Meanwhile, on 21 October, Global Nuclear Fuel–Americas (GNF-A), a GE-led joint venture, and TerraPower announced an agreement to build a Natrium Fuel Facility at the site of GNF-A’s existing plant site near Wilmington. The Natrium Fuel Facility will be jointly funded by TerraPower and DOE through the Advanced Reactor Demonstration Program, which aims to speed the demonstration of advanced reactors through cost-shared partnerships with US industry. The facility represents an investment of more than $200 million.
Terrapower said the Natrium Fuel Facility and other commercial nuclear power initiatives are projected to grow the GNF-A and GE Hitachi Nuclear Energy (GEH) workforce by approximately 500 new employees over five years. Many of these new employees will support the Natrium reactor technology that is being jointly developed by GEH and TerraPower as well as other commercial nuclear power initiatives.
Construction on the Natrium Fuel Facility is anticipated to begin in 2023. “The Natrium Fuel Facility will help establish the fuel supply chain that will be required for the US to deploy advanced reactors domestically and globally,” said Tammy Orr, senior vice president, fuel products, GNF-A. “This is a significant investment in our operation, and we’re excited to build on our more than 50-year legacy as a fuel manufacturer in support of carbon-free energy generation.”

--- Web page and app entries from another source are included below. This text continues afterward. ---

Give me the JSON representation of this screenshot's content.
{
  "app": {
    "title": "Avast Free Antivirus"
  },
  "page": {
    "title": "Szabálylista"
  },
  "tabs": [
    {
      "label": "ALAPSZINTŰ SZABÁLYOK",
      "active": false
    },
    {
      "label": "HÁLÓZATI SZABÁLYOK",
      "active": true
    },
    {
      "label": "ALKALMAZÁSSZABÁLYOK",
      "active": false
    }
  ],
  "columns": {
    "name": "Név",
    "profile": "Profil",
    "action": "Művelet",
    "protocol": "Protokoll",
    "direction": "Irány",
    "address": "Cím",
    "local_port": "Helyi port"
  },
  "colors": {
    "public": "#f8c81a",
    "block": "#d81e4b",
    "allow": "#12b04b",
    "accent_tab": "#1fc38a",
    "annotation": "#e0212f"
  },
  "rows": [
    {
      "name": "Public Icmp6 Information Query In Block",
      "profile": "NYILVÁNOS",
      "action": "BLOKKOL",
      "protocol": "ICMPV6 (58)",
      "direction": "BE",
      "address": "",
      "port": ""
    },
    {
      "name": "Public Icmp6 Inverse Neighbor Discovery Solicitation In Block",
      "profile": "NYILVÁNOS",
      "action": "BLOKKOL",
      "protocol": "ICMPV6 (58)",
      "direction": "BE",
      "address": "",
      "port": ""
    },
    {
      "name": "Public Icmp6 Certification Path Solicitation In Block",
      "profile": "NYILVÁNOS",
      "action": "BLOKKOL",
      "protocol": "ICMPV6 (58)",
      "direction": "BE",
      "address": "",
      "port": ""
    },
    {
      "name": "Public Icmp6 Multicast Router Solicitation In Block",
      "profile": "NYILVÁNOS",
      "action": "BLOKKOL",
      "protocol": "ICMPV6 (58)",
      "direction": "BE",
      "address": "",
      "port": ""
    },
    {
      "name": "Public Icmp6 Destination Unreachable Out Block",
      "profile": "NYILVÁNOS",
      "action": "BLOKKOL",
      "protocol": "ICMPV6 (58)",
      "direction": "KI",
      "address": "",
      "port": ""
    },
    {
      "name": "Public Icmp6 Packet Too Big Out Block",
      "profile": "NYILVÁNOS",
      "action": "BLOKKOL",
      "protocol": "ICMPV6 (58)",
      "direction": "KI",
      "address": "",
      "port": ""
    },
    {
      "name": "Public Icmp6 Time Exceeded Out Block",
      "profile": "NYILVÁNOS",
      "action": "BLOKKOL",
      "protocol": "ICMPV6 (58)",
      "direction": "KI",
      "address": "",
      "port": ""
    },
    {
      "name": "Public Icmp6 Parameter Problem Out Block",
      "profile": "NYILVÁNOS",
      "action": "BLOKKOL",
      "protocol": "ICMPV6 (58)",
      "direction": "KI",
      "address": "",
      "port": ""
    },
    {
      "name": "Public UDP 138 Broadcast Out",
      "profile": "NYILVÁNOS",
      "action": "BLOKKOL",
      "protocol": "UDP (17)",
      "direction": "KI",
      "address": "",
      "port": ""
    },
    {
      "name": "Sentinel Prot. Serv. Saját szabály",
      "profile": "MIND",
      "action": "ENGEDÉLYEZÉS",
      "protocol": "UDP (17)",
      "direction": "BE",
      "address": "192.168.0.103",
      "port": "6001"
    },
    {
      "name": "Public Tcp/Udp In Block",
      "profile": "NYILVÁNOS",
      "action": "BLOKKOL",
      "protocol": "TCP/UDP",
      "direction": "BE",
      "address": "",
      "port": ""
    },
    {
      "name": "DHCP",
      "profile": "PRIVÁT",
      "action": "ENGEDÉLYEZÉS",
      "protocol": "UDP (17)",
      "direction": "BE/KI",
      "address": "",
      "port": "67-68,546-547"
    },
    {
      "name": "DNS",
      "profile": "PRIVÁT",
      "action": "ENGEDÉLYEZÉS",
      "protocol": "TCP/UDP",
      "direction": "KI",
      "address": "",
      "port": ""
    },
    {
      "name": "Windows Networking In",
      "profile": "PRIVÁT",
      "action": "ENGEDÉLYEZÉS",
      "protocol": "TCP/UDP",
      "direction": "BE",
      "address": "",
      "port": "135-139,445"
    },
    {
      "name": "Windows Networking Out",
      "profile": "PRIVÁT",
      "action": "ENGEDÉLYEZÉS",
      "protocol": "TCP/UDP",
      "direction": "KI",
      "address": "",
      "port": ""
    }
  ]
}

The Natrium Fuel Facility would utilise high-assay, low-enriched uranium (Haleu). The Energy Act of 2020 authorised DOE to support availability of Haleu for domestic commercial use.
Image: Natrium system (courtesy of TerraPower)